  • What did you learn about the practice of transnational and / or spatial history? 

I very much looked forward to apply transnational/spatial theories and practices in my PhD, after having chosen transnational history as my main specialisation at MLitt level. Over these three years I learned how to moderately use these theories and their terminology. Indeed, there is always a risk to over-conceptualise a rather empirical example; my first drafts did so, and at times I ended up losing track of my own narrative. Transnational history is a subtler mix of key concepts and terms (space, networks, hubs, interactions) in order to better serve a concrete example (through everyday life history, small scale analysis, or prosopographical approaches for instance). I believe my topic allowed me to find the right balance; through it I realised that spatial approaches can enhance anyone’s research and open doors to new research perspectives. Over the course of this PhD I spent some time building a database of travellers and trying to render their itineraries through digital mapping: this practice – which I believe is part of spatial and transnational history – also allowed me to find out results that words and concepts simply could not materialise. I am convinced transnational/spatial history still has a lot of potential and I look forward to exploring it even more in my future research.

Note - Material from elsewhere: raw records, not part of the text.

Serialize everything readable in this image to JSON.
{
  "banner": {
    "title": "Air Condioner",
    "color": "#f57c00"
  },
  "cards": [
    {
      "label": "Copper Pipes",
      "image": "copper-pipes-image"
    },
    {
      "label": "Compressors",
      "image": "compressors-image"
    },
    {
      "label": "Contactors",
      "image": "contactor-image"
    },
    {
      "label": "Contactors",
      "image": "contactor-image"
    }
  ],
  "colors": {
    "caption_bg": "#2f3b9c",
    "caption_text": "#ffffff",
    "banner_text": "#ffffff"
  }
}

  • Having finished a PhD thesis in three years, what secret would you share with other PhDs?

It may sound quite paradoxical, but I would say ‘keep busy!’. Having more projects to look forward to will force you to be organised, to structure your day, and to get your PhD work done once you have properly allocated some time for it. My least productive moments happened when my PhD was my only daily task. Once I started teaching, presenting conference papers, taking up small internships or taking part in the life of the School and Institute, I became better at planning my work and getting it done. Leave some free time for yourself, keep healthy, keep moving, and your thesis will become a pleasant part of your daily life. Although life can sometimes get in the way, I would also recommend that you establish early on an approximate date of submission, and try to stick to it. The run-up to submission may be exciting, but do not forget that it is not over until you have actually submitted it: I spent a few weeks believing I was done, but my Word document was sitting comfortably on my hard drive. If you and your supervisor have established that your thesis can be submitted, then do everything to actually submit it: the moment you bring your copies to Registry is the real finish line, and it will feel amazing!

Afterwords of “Thanks”: And lastly, on behalf of the ITSH, we would like to thank the University of St Andrews for generously funding Jordan’s work with a 600th Anniversary PhD Scholarship. We would also like to thank the Fritz Thyssen Foundation and the Forschungszentrum Gotha as well as our GRAINES friends and colleagues in Basel for hosting Jordan for a semester (a bit closer to the Alpine space than St Andrews). Thank you everyone.